Abstract: This study investigated the viability of a vibratory nanofiltration system as a low-energy alternative to evaporation in concentrating coffee extracts before final dehydration. Film model correlations for permeate fluxes and characteristics (turbidity, conductivity, and chemical oxygen demand) were determined from vibratory nanofiltration experiments on different coffee extract concentrations at 50 °C and 400 psi. Vibratory amplitude of 2.54 cm at 54.7 Hz frequency enhanced permeate fluxes by up to 3 times that of crossflow filtration by reducing the gel layer concentration on the membrane surface. Experimental results were used to propose a scaled-up vibratory nanofiltration operation recovering 378,500 L/day of reusable water from concentrating coffee extracts up to 35% wt/wt. The design flux exponentially decreased with increasing feed coffee extract concentrations requiring larger systems with majority of the operating cost associated with membrane replacement. The energy usage and cost of the vibratory nanofiltration system were substantially lower than those of evaporation in terms of steam consumption.
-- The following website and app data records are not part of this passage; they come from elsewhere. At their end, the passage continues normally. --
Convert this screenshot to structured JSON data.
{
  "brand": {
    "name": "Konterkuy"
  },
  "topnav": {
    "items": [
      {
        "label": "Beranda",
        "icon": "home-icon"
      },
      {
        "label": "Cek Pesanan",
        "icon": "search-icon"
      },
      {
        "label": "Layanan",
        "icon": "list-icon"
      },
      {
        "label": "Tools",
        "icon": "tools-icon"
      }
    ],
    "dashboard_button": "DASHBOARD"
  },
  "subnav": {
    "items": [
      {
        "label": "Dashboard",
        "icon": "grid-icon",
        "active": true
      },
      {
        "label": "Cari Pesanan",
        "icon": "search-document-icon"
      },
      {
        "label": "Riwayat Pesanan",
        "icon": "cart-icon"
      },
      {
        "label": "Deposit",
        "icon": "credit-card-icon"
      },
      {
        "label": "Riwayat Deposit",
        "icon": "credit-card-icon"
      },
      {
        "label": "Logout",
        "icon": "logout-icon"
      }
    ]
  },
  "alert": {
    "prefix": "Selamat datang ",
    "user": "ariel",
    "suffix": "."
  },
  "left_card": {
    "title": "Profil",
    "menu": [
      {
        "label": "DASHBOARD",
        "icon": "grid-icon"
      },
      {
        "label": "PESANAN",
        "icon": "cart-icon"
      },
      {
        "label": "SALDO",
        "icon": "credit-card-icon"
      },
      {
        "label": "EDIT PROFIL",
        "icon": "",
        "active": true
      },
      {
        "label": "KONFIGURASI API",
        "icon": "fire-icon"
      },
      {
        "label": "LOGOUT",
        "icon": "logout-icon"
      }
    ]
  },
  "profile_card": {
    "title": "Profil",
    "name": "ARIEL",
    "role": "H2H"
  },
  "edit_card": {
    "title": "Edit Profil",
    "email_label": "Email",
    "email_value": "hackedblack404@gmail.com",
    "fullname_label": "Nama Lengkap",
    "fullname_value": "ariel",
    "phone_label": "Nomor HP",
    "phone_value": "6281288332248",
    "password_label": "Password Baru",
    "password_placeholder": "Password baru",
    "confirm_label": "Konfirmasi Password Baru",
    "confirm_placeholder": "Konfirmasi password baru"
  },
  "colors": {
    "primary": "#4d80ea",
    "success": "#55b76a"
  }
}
However, the low design flux limited the proposed membrane system to feed concentrations less than 3% wt/wt but may be improved using optimization studies. Economic assessment for this feed concentration corresponded to a 7-module i84 VSEP filtration system with a capital cost of $2,100,000 with estimated annual savings of $481,900/year and corresponding payback period of 10 years. Lastly, the proposed alternative opens opportunities in the intensification of soluble coffee production in terms of energy efficiency, water recovery, and wastewater reduction that overall reduce the environmental emissions of the process by approximately 40%. Graphic abstract: [Figure not available: see fulltext.].
All Science Journal Classification (ASJC) codes
- Environmental Engineering
- Environmental Chemistry
- Management, Monitoring, Policy and Law